There were a number of reasons the nurses said he could not survive long and from that moment we posted vigil at his bedside. Waiting.
My aunt showed up at almost midnight and my Dad's other brother came then as well.
He survived that night.
The next day was Father's Day. We had initially planned to be at the home with my Dad and were going to have a meal together - even though he isn't able to actually 'eat', we try to surround him as much as possible for the company and entertainment. It wasn't the 'happy' Father's Day we would have liked it to be.
In between getting our food, my Mom and I stayed beside Dad as much as possible. I was alone in the room with Brian when my other uncle came in. Now, I understand that everyone is feeling emotional and that everyone deals with this sort of stress differently, but I don't believe this fact excuses all behaviour. My Uncle informed me that the choices made regarding my Dad's care were wrong and that he would be better off if different choices were made for him. I politely said I disagreed, but that it didn't really matter. He went on to essentially blame me and my Mom for my Dad's current state, saying that he hoped 'someone felt guilty' because not enough was done in the beginning to help my Dad.
My Dad believed from the beginning that the doctor's were doing everything they knew how. He remained convinced of this, and so have we. I don't believe we could honour his wishes any more than to respect the way he would have handled things. Ultimately, though - it doesn't matter. Whatever has been done has been done.
I told my uncle that his anger did nothing but hurt himself, and me - and I pointedly told him that I didn't really think I needed that while waiting for my Dad to die - and everyone else in the family.

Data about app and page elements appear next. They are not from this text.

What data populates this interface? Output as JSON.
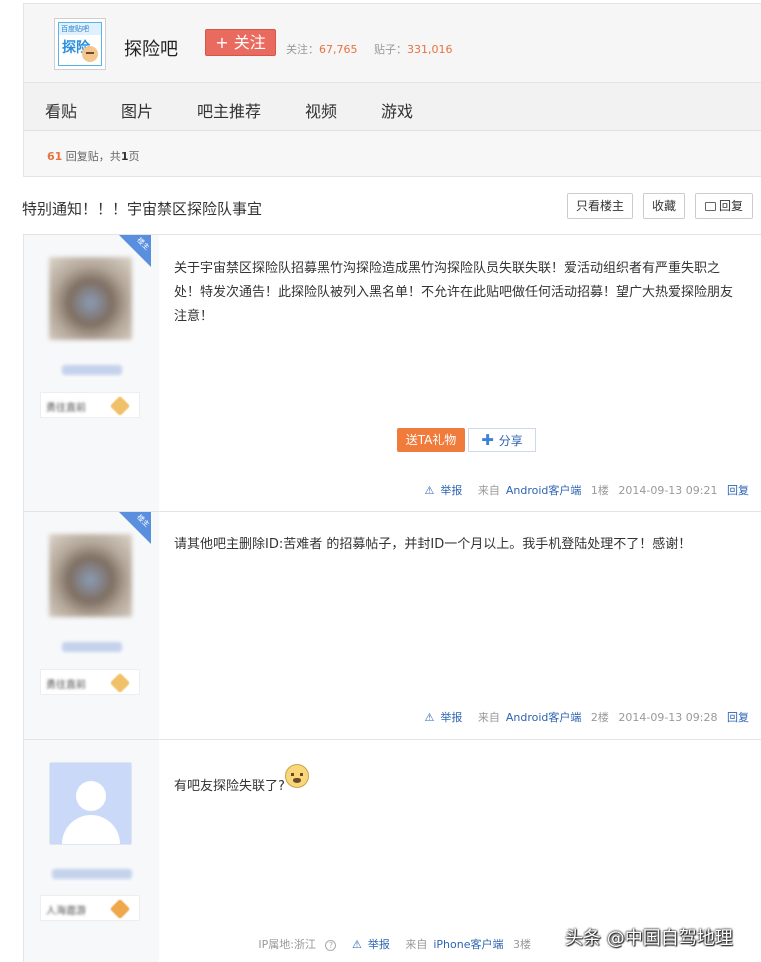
{
  "header": {
    "logo_top_text": "百度贴吧",
    "logo_main_text": "探险",
    "forum_name": "探险吧",
    "follow_label": "+ 关注",
    "follow_stat_label": "关注：",
    "follow_stat_value": "67,765",
    "posts_stat_label": "贴子：",
    "posts_stat_value": "331,016"
  },
  "nav": {
    "items": [
      {
        "label": "看贴"
      },
      {
        "label": "图片"
      },
      {
        "label": "吧主推荐"
      },
      {
        "label": "视频"
      },
      {
        "label": "游戏"
      }
    ]
  },
  "countbar": {
    "count": "61",
    "text_mid": " 回复贴，共",
    "pages": "1",
    "text_end": "页"
  },
  "thread": {
    "title": "特别通知！！！宇宙禁区探险队事宜",
    "only_op_label": "只看楼主",
    "collect_label": "收藏",
    "reply_label": "回复"
  },
  "posts": [
    {
      "corner_tag": "楼主",
      "level_text": "勇往直前",
      "content": "关于宇宙禁区探险队招募黑竹沟探险造成黑竹沟探险队员失联失联！爱活动组织者有严重失职之处！特发次通告！此探险队被列入黑名单！不允许在此贴吧做任何活动招募！望广大热爱探险朋友注意！",
      "gift_label": "送TA礼物",
      "share_label": "分享",
      "report_label": "举报",
      "client_prefix": "来自",
      "client_name": "Android客户端",
      "floor": "1楼",
      "time": "2014-09-13 09:21",
      "reply_label": "回复"
    },
    {
      "corner_tag": "楼主",
      "level_text": "勇往直前",
      "content": "请其他吧主删除ID:苦难者 的招募帖子，并封ID一个月以上。我手机登陆处理不了！感谢！",
      "report_label": "举报",
      "client_prefix": "来自",
      "client_name": "Android客户端",
      "floor": "2楼",
      "time": "2014-09-13 09:28",
      "reply_label": "回复"
    },
    {
      "level_text": "人海遨游",
      "content": "有吧友探险失联了?",
      "emoji": "scared-face",
      "ip_label": "IP属地:浙江",
      "report_label": "举报",
      "client_prefix": "来自",
      "client_name": "iPhone客户端",
      "floor": "3楼"
    }
  ],
  "watermark": "头条 @中国自驾地理",
  "colors": {
    "follow_button": "#e96a5e",
    "stat_number": "#e67340",
    "link_blue": "#2d64b3",
    "gift_button": "#f07b3b",
    "corner_tag": "#5a8fe0"
  }
}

I know that my uncle doesn't want to hurt me. I don't think he actually wants to hurt anyone, but he has been feeding everyone in our family with hurtful thoughts and emotions, and I am so beyond sick of it. We both managed to stay relatively calm, and after a few minutes of silence my uncle started to reminisce about when my Dad was a child. This was a good thing. This is a good way to think.
That evening my Dad started responding slightly. If anyone spoke loudly while standing close to him, his eyes would open for a split second, like he had been startled.
The next day he woke up.
He opened his eyes and looked around. He wanted to be put into his chair again. He moved his body at least as much as he had been able to move it a couple of weeks ago. Again, he did exactly what the doctor's didn't expect him to do. Because that seems to be what he does.
I have no idea what to think of all this, except that the next time I'm told my Dad is dying I will probably be even more skeptical than I was this time. (Because, honestly, by the end of the first night I started thinking this wasn't 'it' after all...). I really want this to all be over for him, but so far he's not letting go... yet.